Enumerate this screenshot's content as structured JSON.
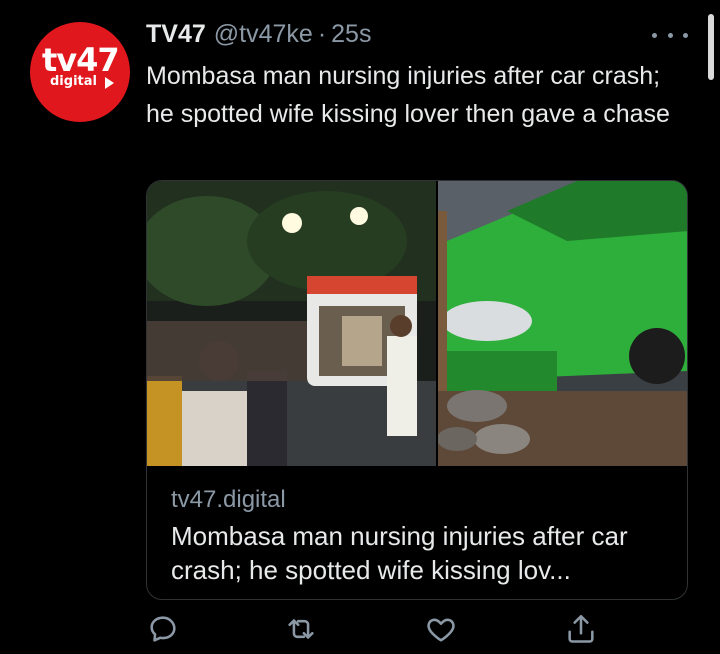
{
  "tweet": {
    "display_name": "TV47",
    "handle": "@tv47ke",
    "separator": "·",
    "timestamp": "25s",
    "text": "Mombasa man nursing injuries after car crash; he spotted wife kissing lover then gave a chase"
  },
  "avatar": {
    "logo_text": "tv47",
    "logo_subtext": "digital",
    "brand_color": "#e1171e"
  },
  "link_card": {
    "domain": "tv47.digital",
    "title": "Mombasa man nursing injuries after car crash; he spotted wife kissing lov..."
  },
  "actions": {
    "icons": [
      "reply-icon",
      "retweet-icon",
      "like-icon",
      "share-icon"
    ]
  },
  "colors": {
    "background": "#000000",
    "primary_text": "#e7e9ea",
    "secondary_text": "#8b98a5",
    "border": "#2f3336"
  }
}
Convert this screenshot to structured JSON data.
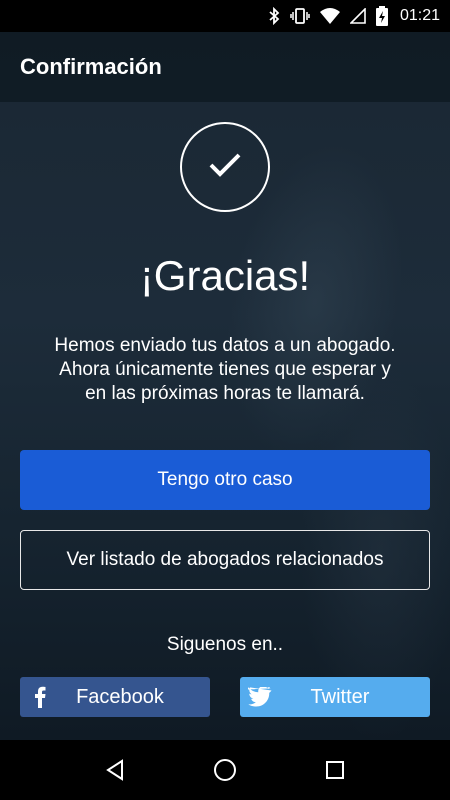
{
  "status_bar": {
    "time": "01:21",
    "icons": [
      "bluetooth-icon",
      "vibrate-icon",
      "wifi-icon",
      "signal-icon",
      "battery-charging-icon"
    ]
  },
  "app_bar": {
    "title": "Confirmación"
  },
  "confirmation": {
    "icon": "checkmark-icon",
    "heading": "¡Gracias!",
    "message": "Hemos enviado tus datos a un abogado. Ahora únicamente tienes que esperar y en las próximas horas te llamará."
  },
  "actions": {
    "primary_label": "Tengo otro caso",
    "secondary_label": "Ver listado de abogados relacionados"
  },
  "social": {
    "label": "Siguenos en..",
    "facebook_label": "Facebook",
    "twitter_label": "Twitter",
    "facebook_color": "#35558f",
    "twitter_color": "#55acee"
  },
  "nav_bar": {
    "icons": [
      "back-icon",
      "home-icon",
      "recents-icon"
    ]
  },
  "colors": {
    "primary_button": "#1a5cd6",
    "background": "#1d2c3a"
  }
}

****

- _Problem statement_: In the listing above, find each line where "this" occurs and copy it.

- _Exercise result_:
Enumerate this screenshot's content as structured JSON.
Convert this screenshot to structured JSON data.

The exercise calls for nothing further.